Whenever we hear about an accident or get another tehillim name forwarded on our email accounts, or find out about another young person who passed away, we sort of all say "nebech", forward the bad news further, say a perek or tehillim (or not) and then move on.
We kind of forget that these names are real people and that they are people like us. We tend to think that they belong to some "other" group, that live in some "other" universe, that lead "other" lives that don't pertain to us.
We're all guilty of it- I do it all the time.
Part of it is because we are desensitized. Unfortunately, there is so much bad news and we hear it so often, that it loses the dramatic impact it should have on us. But I think a bigger part of it is how disconnected we feel and allow ourselves to feel from each other.
And even those of us who aren't judging people that are different- and most of us don't- we still do think of others as being "not like us". When we read the terrible headlines we automatically say "Oh, but these things don't happen to people like me."
We hear about an Israeli soldier who was killed on the front lines the other day and the first questiona are "Was he frum? Ashkenaz?" etc. Does it matter? He was Jewish. He was one of ours.
I wrote in a post ages ago where a lady at a job interview told me quite bluntly that she was shocked that I was married because she would never let her son marry a cancer survivor.
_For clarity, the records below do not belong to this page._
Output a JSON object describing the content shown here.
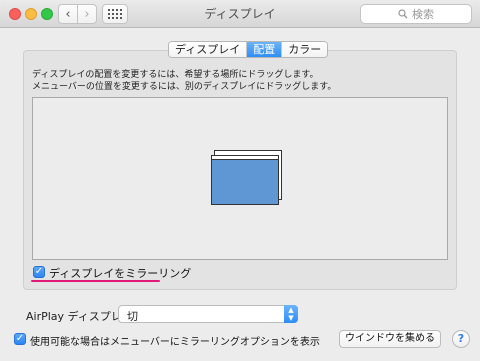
{
  "window": {
    "title": "ディスプレイ"
  },
  "toolbar": {
    "back_icon": "‹",
    "forward_icon": "›",
    "search_placeholder": "検索"
  },
  "tabs": [
    {
      "label": "ディスプレイ",
      "active": false
    },
    {
      "label": "配置",
      "active": true
    },
    {
      "label": "カラー",
      "active": false
    }
  ],
  "arrangement": {
    "instruction_line1": "ディスプレイの配置を変更するには、希望する場所にドラッグします。",
    "instruction_line2": "メニューバーの位置を変更するには、別のディスプレイにドラッグします。"
  },
  "mirror": {
    "label": "ディスプレイをミラーリング",
    "checked": true
  },
  "airplay": {
    "label": "AirPlay ディスプレイ：",
    "value": "切"
  },
  "menu_option": {
    "label": "使用可能な場合はメニューバーにミラーリングオプションを表示",
    "checked": true
  },
  "buttons": {
    "gather_windows": "ウインドウを集める",
    "help": "?"
  },
  "colors": {
    "accent": "#2d8ef5",
    "highlight_underline": "#e2197a",
    "display_fill": "#5f97d5"
  }
}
She made it sound like I was born into a coven of little monsters that were all fated to live through some horrible illness at the age of 16. I was the outcast, the different one, because things like cancer just didn't happen to people like her and her precious son.
And I sure hope they don't! I hope she and her son and her family are all well and never have to go through any tza'ar, but still- who told her that she's immune?
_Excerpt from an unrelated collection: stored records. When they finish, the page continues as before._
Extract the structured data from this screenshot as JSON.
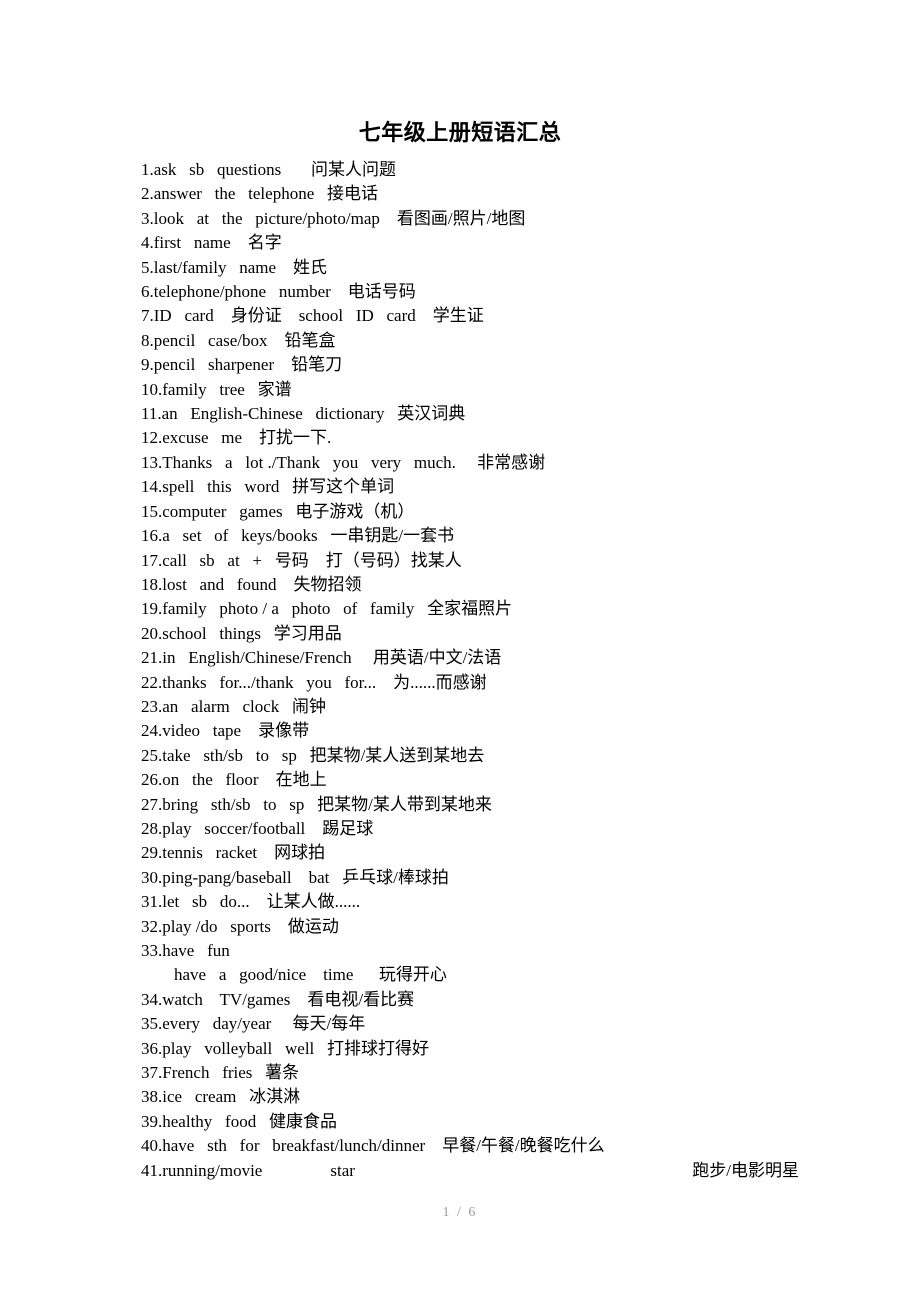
{
  "document": {
    "title": "七年级上册短语汇总",
    "page_background": "#ffffff",
    "text_color": "#000000",
    "footer": {
      "current_page": "1",
      "separator": "/",
      "total_pages": "6",
      "label": "1  /  6",
      "color": "#9b9b9b"
    }
  },
  "phrases": [
    {
      "n": "1",
      "text": "1.ask   sb   questions       问某人问题"
    },
    {
      "n": "2",
      "text": "2.answer   the   telephone   接电话"
    },
    {
      "n": "3",
      "text": "3.look   at   the   picture/photo/map    看图画/照片/地图"
    },
    {
      "n": "4",
      "text": "4.first   name    名字"
    },
    {
      "n": "5",
      "text": "5.last/family   name    姓氏"
    },
    {
      "n": "6",
      "text": "6.telephone/phone   number    电话号码"
    },
    {
      "n": "7",
      "text": "7.ID   card    身份证    school   ID   card    学生证"
    },
    {
      "n": "8",
      "text": "8.pencil   case/box    铅笔盒"
    },
    {
      "n": "9",
      "text": "9.pencil   sharpener    铅笔刀"
    },
    {
      "n": "10",
      "text": "10.family   tree   家谱"
    },
    {
      "n": "11",
      "text": "11.an   English-Chinese   dictionary   英汉词典"
    },
    {
      "n": "12",
      "text": "12.excuse   me    打扰一下."
    },
    {
      "n": "13",
      "text": "13.Thanks   a   lot ./Thank   you   very   much.     非常感谢"
    },
    {
      "n": "14",
      "text": "14.spell   this   word   拼写这个单词"
    },
    {
      "n": "15",
      "text": "15.computer   games   电子游戏（机）"
    },
    {
      "n": "16",
      "text": "16.a   set   of   keys/books   一串钥匙/一套书"
    },
    {
      "n": "17",
      "text": "17.call   sb   at   +   号码    打（号码）找某人"
    },
    {
      "n": "18",
      "text": "18.lost   and   found    失物招领"
    },
    {
      "n": "19",
      "text": "19.family   photo / a   photo   of   family   全家福照片"
    },
    {
      "n": "20",
      "text": "20.school   things   学习用品"
    },
    {
      "n": "21",
      "text": "21.in   English/Chinese/French     用英语/中文/法语"
    },
    {
      "n": "22",
      "text": "22.thanks   for.../thank   you   for...    为......而感谢"
    },
    {
      "n": "23",
      "text": "23.an   alarm   clock   闹钟"
    },
    {
      "n": "24",
      "text": "24.video   tape    录像带"
    },
    {
      "n": "25",
      "text": "25.take   sth/sb   to   sp   把某物/某人送到某地去"
    },
    {
      "n": "26",
      "text": "26.on   the   floor    在地上"
    },
    {
      "n": "27",
      "text": "27.bring   sth/sb   to   sp   把某物/某人带到某地来"
    },
    {
      "n": "28",
      "text": "28.play   soccer/football    踢足球"
    },
    {
      "n": "29",
      "text": "29.tennis   racket    网球拍"
    },
    {
      "n": "30",
      "text": "30.ping-pang/baseball    bat   乒乓球/棒球拍"
    },
    {
      "n": "31",
      "text": "31.let   sb   do...    让某人做......"
    },
    {
      "n": "32",
      "text": "32.play /do   sports    做运动"
    },
    {
      "n": "33",
      "text": "33.have   fun"
    },
    {
      "n": "33b",
      "text": "have   a   good/nice    time      玩得开心",
      "indent": true
    },
    {
      "n": "34",
      "text": "34.watch    TV/games    看电视/看比赛"
    },
    {
      "n": "35",
      "text": "35.every   day/year     每天/每年"
    },
    {
      "n": "36",
      "text": "36.play   volleyball   well   打排球打得好"
    },
    {
      "n": "37",
      "text": "37.French   fries   薯条"
    },
    {
      "n": "38",
      "text": "38.ice   cream   冰淇淋"
    },
    {
      "n": "39",
      "text": "39.healthy   food   健康食品"
    },
    {
      "n": "40",
      "text": "40.have   sth   for   breakfast/lunch/dinner    早餐/午餐/晚餐吃什么"
    }
  ],
  "last_line": {
    "left": "41.running/movie                star",
    "right": "跑步/电影明星"
  }
}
And when I heard about those ladies talking about me at the RCCS event, I had to wonder- do they feel better about themselves thinking that I am S'fardi? Did they go home relieved that something like cancer couldn't happen to them because it was only something that happened to "people like her"?
There is no real answer or solution to this that I can think of off the bat except for really trying to internalize the message- "Kol Yisrael Areivim Zeh Lazah." We are all responsible for each other and we are all interconnected and part of one whole. "Ke'ish Echad B'lev Echad."
I think that this is even sadder than judging other people because when we judge we single someone (or a group) out and put them down. But when we assume that certain things only happen to certain people, we are taking OURSELVES out of the whole. We are choosing to separate ourselves as individuals from the K'lall that we should all feel so privileged to belong to.
So the next time you meet or hear about someone who needs your help- see them that way. As a Someone. As a Person. As a Jew. Forget about the denomination, because in the end, we all share the same Destiny.
May our ultimate destiny be fulfilled very soon! Bimheira V'yameinu Amein!